A part of profits is conspicuously consumed. The rest is returned to savings. Why don’t schools take payment for the education they have delivered, after the graduates have proved its value in the outside world?

Someone gave me fellowship to study economics at NYU grad school. Who was it? How did they evaluate the grant? Did I study for free? It was from Prof. Todaro’s grant I think I heard. Or was it UN money? It was financial aid, but whose money was it?

Things I have been

October 16, 2010

I started out, my first earning, was by being an extra in a hindi firm.  I got Rs50, and spent Rs25 of it on buying for myself a copy of Greene’s The Quiet American.  Shabbir Rangwala swiped the book off me.

I have been a servant in NY.  Thus I could relate to the work of Shrimati, and even showed her how to use a mop.

I have been an economist in a large investment bank, and have guided the policies of nations.

But I have not been a chef!

From Samuelson’s Economics

June 27, 2009

From: Economics (10th ed) by Paul A. Samuelson (1976)

THE PARADOX OF VALUE

The preceding theories help explain a famous question that troubled Adam Smith in The Wealth of Nations.  He asked, How is it that water, which is so very useful that life is impossible without it, has such a low price-while diamonds, which are quite unnecessary, have such a high price?

Today even a beginning student can give a correct answer to this problem.  “That’s simply explained,” he can write on an examination.  “The supply and demand curves for water are such that they intersect at a very low price, while supply and demand curves for diamonds are such that they intersect at a high price.” (Today he could add that water is no longer all that cheap.)

This is not an incorrect answer.  Adam Smith could not have given it because supply and demand curves ae descriptive tools had not yet been invented, and were not to be for 75 years or more.  But after he had mastered the new lingo, old Adam Smith would naturally ask the question, “But why do supply and demand for water intersect at such a low price?”

 The answer is by now easy to phrase.  It consists of two parts:

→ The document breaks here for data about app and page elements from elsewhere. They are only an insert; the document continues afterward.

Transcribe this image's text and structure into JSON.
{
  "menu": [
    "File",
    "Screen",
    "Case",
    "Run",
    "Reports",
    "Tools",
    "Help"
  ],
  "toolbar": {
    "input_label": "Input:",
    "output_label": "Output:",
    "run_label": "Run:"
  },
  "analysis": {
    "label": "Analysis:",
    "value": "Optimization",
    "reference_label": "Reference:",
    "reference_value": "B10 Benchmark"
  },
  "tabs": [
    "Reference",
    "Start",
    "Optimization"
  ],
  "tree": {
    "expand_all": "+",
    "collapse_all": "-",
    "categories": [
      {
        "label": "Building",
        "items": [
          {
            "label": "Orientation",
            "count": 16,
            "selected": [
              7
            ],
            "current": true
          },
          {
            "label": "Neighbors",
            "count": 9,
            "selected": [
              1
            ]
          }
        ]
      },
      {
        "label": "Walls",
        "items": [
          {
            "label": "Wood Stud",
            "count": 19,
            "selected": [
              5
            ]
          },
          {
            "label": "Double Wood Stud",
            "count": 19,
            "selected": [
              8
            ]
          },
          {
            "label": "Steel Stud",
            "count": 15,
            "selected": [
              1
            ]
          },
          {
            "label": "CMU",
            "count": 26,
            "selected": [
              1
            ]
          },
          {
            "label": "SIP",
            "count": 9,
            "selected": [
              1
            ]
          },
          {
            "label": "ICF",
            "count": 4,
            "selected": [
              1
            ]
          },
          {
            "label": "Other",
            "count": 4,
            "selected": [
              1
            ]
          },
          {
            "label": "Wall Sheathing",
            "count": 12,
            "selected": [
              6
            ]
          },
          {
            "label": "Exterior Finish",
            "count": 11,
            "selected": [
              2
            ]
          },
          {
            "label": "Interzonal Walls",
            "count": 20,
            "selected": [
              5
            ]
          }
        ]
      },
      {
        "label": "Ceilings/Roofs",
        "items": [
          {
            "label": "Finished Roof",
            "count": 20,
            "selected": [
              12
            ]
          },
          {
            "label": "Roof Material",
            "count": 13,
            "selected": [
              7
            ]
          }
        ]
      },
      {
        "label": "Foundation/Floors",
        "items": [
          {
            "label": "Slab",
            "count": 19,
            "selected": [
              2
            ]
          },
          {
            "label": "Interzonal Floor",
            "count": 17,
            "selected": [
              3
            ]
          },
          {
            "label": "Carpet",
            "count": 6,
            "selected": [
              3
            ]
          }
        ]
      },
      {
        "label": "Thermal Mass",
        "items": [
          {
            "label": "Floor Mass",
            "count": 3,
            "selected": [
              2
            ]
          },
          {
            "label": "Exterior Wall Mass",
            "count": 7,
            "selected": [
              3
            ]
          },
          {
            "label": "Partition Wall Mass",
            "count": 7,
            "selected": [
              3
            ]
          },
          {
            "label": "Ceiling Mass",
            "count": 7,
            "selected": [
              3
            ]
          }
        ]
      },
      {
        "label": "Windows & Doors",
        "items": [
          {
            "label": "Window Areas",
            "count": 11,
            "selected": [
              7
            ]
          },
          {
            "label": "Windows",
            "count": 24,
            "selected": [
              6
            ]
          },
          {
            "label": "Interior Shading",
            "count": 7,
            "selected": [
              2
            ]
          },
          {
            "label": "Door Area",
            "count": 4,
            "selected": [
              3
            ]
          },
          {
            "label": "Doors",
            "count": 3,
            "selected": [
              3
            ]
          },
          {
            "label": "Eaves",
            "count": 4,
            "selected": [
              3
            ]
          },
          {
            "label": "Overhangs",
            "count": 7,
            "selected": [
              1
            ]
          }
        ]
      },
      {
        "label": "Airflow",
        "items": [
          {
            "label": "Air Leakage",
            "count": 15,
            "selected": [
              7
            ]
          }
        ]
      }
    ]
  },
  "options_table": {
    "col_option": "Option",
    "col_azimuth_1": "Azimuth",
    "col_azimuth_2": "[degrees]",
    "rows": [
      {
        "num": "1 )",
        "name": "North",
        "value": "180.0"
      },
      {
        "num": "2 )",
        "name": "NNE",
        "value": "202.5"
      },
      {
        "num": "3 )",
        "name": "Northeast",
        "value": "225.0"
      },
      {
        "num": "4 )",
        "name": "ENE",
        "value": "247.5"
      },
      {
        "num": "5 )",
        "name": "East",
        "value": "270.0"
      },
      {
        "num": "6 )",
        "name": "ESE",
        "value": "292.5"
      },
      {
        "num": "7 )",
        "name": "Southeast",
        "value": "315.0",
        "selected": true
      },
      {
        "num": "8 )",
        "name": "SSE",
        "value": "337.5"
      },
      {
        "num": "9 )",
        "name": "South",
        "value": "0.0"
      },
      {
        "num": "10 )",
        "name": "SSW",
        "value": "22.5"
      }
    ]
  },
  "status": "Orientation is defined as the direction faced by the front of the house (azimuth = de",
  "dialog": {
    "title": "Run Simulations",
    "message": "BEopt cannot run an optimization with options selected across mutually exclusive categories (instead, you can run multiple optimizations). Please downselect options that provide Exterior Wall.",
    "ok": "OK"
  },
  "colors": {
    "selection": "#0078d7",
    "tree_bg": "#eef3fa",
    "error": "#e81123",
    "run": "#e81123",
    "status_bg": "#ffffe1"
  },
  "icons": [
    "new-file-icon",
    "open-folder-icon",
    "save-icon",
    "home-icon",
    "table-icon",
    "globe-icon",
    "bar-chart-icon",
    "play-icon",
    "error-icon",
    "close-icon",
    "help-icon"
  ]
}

Diamonds are very scarce, the cost of getting extra ones is high; and water is relatively abundant, with its cost low in many areas of the world.  This first part would have seemed reasonable to even the classical economists of more than a century ago, who would probably have let it go at that, and would not have known how to reconcile these facts about cost with the equally valid fact that the world’s water is more useful than the world’s supply of diamonds.  In fact, Adam Smith never did quite resolve the paradox.  He was content simply to point out that the “value in use” of a good -its total contribution to economic welfare-is not the same thing as its “value in exchange”-the total money value or revenue for which it will sell.  Smith had not arrived at the point where he knew how to distinguish marginal utility from total utility!

Today, we should add to the above cost considerations a second truth:

The total utility of water does not determine its price or demand.  Only the relative marginal utility and cost of the last little bit of water determine its price.  Why?  Because people are free to buy or not buy that last little bit.  If water is priced higher than its marginal utility, then that last unit cannot be sold.  Therefore the price must fall until it reaches exactly the level of usefulness of the last little bit, no more and no less.  Moreover, because every unit of water is exactly like any other unit and because there is only one price in a competitive market, every unit must sell for what the last least useful unit sells for.  (As one student put the matter: The theory of economic value is easy to understand if you just remember that the tail wags the dog: concentrate on marginal and not on total utility.)

Paradox resolved:  The more there is of a commodity the less the relative desirabilty of its last little unit becomes, even though its total usefulness grows as we get more of the commodity.  So, it is obvious why a large amount of water has a low price.  Or why air is actually a free good despite its vast usefulness.  The many later units pull down the market value of all units.